Medicare is a federal program, and as such the law in New York should be same the as in any other state. Medicaid is a federal state cooperative program, where each state can choose different benefits for its residents; as such, each state may have different benefit levels and requirements.
Medicare is modeled after private insurance. When it became law in 1965, it was the first medical insurance many retirees had ever had. It consists of four different parts: A, B, C and D. Part A – Hospital Insurance covers limited stays in nursing homes and some rehabilitative services such as physical, vocational, and speech therapy. Part B – Outpatient Insurance covers 80 percent cost of physician office visits, medical devices and some rehabilitative services as above.
Part C – Medicare Advantage Program is not original or traditional Medicare. It is private insurance in which the federal government pays a capped amount for each enrollee to provide “equal” services to Medicare Part A and B. Many plans add drug coverage, so there is no need for an additional Part D plan. Some plans have no additional premiums, but do have co-payments. The most popular Medicare Advantage plans are HMOs.
Part D – Prescription Drug Coverage was created in 2006. This is the first drug coverage under Medicare. It is offered by private companies, but must comply with the federal requirements. Originally, this plan was created to protect beneficiaries from catastrophic drug costs. It provided reduced costs until a threshold is met, at which beneficiaries would pay a fraction of the cost. Recent changes will gradually alter Plan D so that by 2020 the plan will resemble other traditional drug insurances.
An individual will initially become eligible for Social Security or railroad retirement benefits when they turn 65 years old. At that point in time they should consider applying for Medicare benefits. When the spouse of a person entitled to Social Security or railroad retirement benefits turns 65 years old, they should also apply for Medicare benefits as well. Those who receive Social Security Disability (SSD) benefits automatically receive Medicare Part A and B benefits 24 months after eligibility is determined. SSD recipients diagnosed with end-stage renal failure and amyotrophic lateral sclerosis (ALS) are eligible with the first benefit check.
The enrollment application should be made within the seven month “initial enrollment period” (the 3 months immediately the month of the consumer’s 65th birthday, the month itself, and the 3 months after). Although you have a seven month window to apply, it is best to apply during the months prior to the consumer’s 65th birthday to avoid delays in coverage.
The special enrollment period provides circumstances for enrolling after the “initial enrollment period” without a penalty.
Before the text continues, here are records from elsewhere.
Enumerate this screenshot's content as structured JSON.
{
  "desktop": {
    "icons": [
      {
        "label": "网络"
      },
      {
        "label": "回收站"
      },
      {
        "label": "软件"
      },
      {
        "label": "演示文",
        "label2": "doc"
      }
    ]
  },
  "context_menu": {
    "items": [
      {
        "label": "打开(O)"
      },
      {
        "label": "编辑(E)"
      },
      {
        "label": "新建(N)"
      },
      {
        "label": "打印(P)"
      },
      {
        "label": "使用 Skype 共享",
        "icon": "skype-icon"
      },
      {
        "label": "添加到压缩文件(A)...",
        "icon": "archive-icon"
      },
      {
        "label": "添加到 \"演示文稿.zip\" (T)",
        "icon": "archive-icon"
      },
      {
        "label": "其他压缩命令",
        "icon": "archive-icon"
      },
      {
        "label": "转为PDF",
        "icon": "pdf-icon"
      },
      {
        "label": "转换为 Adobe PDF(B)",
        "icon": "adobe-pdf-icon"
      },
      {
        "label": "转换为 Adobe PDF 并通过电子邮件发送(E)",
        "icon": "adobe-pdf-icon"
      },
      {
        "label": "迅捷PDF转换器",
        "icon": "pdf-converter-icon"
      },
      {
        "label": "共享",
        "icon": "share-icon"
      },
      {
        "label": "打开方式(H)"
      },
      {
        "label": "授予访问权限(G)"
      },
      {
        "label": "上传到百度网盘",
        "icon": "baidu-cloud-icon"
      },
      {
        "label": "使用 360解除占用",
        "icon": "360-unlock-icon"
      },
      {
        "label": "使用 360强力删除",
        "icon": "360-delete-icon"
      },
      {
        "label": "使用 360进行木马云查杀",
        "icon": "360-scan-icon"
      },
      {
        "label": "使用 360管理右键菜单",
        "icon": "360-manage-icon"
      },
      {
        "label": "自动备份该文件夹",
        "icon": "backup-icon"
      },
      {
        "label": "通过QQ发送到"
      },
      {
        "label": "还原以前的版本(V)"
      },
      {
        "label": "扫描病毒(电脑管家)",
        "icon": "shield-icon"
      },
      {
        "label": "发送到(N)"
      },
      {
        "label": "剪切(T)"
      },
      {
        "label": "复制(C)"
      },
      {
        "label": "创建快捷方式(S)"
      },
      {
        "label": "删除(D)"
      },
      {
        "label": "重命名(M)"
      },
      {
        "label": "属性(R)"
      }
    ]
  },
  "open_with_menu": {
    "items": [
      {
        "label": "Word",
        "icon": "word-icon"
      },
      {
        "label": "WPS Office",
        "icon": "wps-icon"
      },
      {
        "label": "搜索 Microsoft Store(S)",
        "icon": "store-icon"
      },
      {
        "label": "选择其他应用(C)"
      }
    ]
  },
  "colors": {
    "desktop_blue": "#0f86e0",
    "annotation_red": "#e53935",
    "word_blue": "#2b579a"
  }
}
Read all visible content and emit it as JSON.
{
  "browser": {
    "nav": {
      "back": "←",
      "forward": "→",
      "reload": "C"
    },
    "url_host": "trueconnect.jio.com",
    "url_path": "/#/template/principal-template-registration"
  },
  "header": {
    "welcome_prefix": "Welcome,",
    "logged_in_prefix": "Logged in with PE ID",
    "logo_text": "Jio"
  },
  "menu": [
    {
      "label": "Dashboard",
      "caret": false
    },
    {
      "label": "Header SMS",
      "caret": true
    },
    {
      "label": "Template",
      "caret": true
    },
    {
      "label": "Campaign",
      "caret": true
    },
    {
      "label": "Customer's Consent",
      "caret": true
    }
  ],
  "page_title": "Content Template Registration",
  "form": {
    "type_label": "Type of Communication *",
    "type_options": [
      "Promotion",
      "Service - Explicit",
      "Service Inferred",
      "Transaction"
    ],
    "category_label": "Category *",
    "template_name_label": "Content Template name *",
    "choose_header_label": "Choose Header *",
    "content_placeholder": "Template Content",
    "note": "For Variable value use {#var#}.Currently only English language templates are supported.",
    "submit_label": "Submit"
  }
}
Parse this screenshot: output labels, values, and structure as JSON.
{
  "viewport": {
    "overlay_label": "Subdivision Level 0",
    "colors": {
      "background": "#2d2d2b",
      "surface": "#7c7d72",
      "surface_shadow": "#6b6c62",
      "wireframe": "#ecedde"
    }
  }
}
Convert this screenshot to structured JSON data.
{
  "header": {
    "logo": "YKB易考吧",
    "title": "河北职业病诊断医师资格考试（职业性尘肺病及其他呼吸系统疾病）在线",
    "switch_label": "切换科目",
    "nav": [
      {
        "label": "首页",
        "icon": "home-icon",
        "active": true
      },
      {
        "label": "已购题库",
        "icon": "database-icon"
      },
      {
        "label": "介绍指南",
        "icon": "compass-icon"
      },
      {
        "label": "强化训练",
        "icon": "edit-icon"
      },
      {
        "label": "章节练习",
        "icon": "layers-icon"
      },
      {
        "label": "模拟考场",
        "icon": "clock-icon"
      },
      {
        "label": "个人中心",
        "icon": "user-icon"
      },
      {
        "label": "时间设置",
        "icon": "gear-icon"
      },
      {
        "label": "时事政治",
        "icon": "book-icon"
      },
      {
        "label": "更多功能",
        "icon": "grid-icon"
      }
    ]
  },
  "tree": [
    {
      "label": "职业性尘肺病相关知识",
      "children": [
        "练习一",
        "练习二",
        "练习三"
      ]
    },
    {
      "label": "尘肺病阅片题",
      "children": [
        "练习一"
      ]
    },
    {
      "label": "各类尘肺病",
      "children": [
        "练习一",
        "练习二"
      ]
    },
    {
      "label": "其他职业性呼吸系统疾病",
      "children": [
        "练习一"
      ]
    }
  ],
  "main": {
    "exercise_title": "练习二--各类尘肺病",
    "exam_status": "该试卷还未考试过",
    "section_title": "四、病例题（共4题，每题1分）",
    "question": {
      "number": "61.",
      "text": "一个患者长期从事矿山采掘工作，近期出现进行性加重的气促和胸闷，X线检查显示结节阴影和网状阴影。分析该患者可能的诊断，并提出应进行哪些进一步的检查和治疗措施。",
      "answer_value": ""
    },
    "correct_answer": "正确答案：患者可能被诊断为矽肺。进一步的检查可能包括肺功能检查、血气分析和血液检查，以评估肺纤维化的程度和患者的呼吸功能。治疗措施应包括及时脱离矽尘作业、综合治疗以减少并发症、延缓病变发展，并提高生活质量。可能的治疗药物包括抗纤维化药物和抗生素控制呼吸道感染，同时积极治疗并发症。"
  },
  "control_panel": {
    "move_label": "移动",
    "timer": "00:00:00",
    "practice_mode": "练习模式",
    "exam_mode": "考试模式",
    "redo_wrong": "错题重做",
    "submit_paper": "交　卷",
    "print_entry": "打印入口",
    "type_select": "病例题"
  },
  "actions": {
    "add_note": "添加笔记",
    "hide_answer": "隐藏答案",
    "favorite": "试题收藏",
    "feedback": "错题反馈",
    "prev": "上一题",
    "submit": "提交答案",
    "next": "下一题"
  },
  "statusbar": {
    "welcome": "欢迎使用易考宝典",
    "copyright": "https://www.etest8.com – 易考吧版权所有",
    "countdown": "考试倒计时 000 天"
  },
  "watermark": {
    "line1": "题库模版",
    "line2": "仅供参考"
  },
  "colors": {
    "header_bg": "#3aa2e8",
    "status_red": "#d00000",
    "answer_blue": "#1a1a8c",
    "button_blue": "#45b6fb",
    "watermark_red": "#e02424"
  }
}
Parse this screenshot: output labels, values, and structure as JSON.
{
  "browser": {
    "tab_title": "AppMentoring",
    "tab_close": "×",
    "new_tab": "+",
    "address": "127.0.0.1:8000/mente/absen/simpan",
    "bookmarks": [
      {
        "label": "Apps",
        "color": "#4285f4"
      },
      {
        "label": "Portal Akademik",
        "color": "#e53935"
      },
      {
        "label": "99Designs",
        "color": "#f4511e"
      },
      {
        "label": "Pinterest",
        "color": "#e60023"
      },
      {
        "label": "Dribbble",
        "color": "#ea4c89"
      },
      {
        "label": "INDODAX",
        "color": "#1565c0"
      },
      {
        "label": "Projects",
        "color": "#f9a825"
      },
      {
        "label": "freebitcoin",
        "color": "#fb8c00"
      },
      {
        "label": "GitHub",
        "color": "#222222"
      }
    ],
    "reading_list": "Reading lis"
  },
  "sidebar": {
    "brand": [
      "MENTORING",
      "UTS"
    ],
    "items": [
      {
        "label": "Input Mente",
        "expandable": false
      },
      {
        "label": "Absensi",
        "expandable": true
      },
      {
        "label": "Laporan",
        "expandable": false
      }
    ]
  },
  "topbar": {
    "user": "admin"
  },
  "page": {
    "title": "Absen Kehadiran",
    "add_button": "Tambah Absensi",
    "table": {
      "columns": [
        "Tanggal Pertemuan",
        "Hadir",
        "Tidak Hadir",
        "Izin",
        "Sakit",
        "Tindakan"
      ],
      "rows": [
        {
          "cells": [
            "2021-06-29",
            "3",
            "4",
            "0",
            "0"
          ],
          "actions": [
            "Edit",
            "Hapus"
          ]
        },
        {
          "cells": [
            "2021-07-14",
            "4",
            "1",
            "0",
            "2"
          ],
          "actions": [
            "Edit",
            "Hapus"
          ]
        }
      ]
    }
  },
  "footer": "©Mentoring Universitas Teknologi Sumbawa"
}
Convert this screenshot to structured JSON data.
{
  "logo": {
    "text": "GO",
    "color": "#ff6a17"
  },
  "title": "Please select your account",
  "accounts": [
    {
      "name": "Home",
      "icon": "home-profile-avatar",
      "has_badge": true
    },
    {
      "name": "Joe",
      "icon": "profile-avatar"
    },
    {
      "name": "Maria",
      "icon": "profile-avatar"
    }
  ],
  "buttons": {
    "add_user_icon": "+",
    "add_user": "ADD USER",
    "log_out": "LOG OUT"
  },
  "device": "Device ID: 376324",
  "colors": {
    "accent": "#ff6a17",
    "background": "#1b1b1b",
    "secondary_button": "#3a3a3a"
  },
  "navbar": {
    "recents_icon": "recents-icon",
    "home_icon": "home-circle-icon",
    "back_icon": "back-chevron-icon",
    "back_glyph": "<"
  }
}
If you or your spouse are working and covered by a group health plan, or during the 8 month period after your work or coverage ends, you can get and keep a letter from you group health plan during initial enrollment period to prove coverage. If you have lived out of the country, you will receive a special enrollment period within the two months that you return although you will still be subject to a late enrollment period.
Medicare can help you pay for medical expenses, as well as long-term nursing care. Both Medicare and Medicaid are federally funded programs designed to help eligible beneficiaries cover healthcare costs. Medicaid provides medical insurance and long-term care to middle-to low-income persons, including the elderly and disabled. If you are interested in securing Medicaid benefits for you or a loved one contact the Long Island office of P&P Medicaid who specialize in Medicaid eligibility and applications. We are available 24/7 for a consultation. Contact us today at (516) 541-4770 or by filling out our contact form.